- What you have to do: Every line of the entries that holds the word "bytes" is to be copied.

Items from an interface collection:

*** Block opens ***

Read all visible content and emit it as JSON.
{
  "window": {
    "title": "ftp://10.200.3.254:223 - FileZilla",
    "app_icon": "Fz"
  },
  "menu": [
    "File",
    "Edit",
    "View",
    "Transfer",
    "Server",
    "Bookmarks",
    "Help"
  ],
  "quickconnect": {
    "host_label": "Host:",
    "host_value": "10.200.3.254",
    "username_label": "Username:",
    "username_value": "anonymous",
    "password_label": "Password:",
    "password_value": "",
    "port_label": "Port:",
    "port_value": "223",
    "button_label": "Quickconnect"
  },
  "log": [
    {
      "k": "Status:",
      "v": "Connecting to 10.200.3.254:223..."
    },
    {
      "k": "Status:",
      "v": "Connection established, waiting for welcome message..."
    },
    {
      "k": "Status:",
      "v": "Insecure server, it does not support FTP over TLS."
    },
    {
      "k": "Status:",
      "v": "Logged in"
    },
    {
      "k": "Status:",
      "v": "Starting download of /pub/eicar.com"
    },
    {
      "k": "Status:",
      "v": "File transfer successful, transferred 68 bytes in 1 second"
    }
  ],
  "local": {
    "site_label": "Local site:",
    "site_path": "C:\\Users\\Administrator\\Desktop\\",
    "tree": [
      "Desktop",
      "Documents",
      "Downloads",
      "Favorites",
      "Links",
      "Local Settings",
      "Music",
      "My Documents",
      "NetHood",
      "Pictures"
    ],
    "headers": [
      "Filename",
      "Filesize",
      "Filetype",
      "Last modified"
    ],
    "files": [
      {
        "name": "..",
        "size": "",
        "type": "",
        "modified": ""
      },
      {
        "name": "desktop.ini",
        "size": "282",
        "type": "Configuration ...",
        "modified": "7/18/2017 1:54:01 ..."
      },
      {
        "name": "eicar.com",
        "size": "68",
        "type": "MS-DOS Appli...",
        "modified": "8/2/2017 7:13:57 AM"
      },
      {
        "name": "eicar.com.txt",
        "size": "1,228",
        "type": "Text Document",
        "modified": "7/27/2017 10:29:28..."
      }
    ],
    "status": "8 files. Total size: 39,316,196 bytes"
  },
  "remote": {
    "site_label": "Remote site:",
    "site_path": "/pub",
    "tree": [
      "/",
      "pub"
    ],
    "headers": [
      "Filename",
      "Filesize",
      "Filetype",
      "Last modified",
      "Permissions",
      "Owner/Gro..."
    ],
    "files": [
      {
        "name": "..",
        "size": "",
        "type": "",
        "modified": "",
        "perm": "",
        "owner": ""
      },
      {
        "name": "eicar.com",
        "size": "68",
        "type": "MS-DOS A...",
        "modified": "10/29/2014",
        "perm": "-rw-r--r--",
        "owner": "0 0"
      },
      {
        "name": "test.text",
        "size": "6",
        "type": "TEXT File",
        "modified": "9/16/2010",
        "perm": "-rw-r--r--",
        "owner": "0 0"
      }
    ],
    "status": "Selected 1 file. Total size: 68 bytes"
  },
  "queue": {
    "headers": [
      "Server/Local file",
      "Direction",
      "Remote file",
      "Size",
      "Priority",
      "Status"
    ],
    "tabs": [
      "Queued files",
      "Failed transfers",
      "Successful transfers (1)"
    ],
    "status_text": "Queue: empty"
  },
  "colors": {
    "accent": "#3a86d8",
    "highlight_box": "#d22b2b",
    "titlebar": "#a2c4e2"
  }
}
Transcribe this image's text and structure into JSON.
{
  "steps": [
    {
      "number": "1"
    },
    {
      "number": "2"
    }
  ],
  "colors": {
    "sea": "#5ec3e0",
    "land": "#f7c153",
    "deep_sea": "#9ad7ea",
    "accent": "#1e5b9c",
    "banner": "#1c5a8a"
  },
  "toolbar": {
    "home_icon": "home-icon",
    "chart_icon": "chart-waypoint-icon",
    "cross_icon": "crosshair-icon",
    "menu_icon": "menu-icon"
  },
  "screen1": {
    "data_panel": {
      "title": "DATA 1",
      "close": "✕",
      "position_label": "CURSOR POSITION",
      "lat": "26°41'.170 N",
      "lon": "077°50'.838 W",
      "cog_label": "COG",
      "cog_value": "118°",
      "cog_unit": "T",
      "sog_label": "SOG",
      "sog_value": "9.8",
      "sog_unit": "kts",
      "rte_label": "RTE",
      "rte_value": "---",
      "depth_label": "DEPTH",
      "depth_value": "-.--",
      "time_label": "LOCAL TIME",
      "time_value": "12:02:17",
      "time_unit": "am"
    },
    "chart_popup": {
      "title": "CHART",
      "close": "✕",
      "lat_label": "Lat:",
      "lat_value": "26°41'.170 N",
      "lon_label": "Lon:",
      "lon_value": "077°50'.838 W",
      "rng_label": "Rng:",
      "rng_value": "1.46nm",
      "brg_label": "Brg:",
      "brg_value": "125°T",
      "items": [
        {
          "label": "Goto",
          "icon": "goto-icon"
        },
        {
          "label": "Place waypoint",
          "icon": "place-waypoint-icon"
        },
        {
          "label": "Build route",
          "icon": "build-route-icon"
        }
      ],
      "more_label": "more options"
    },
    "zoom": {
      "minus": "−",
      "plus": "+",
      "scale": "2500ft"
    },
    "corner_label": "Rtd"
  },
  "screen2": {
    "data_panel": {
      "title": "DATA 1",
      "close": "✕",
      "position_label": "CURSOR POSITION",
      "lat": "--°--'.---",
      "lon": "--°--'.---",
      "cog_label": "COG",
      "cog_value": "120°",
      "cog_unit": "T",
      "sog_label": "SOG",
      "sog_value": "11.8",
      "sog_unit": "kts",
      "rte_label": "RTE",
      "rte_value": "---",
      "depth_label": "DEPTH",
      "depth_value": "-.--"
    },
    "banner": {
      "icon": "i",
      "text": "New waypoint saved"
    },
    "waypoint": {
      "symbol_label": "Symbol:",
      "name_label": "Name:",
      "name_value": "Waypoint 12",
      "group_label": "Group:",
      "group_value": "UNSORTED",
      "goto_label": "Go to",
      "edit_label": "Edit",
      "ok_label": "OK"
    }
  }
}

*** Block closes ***

- Exercise answer:
      "v": "File transfer successful, transferred 68 bytes in 1 second"
    "status": "8 files. Total size: 39,316,196 bytes"
    "status": "Selected 1 file. Total size: 68 bytes"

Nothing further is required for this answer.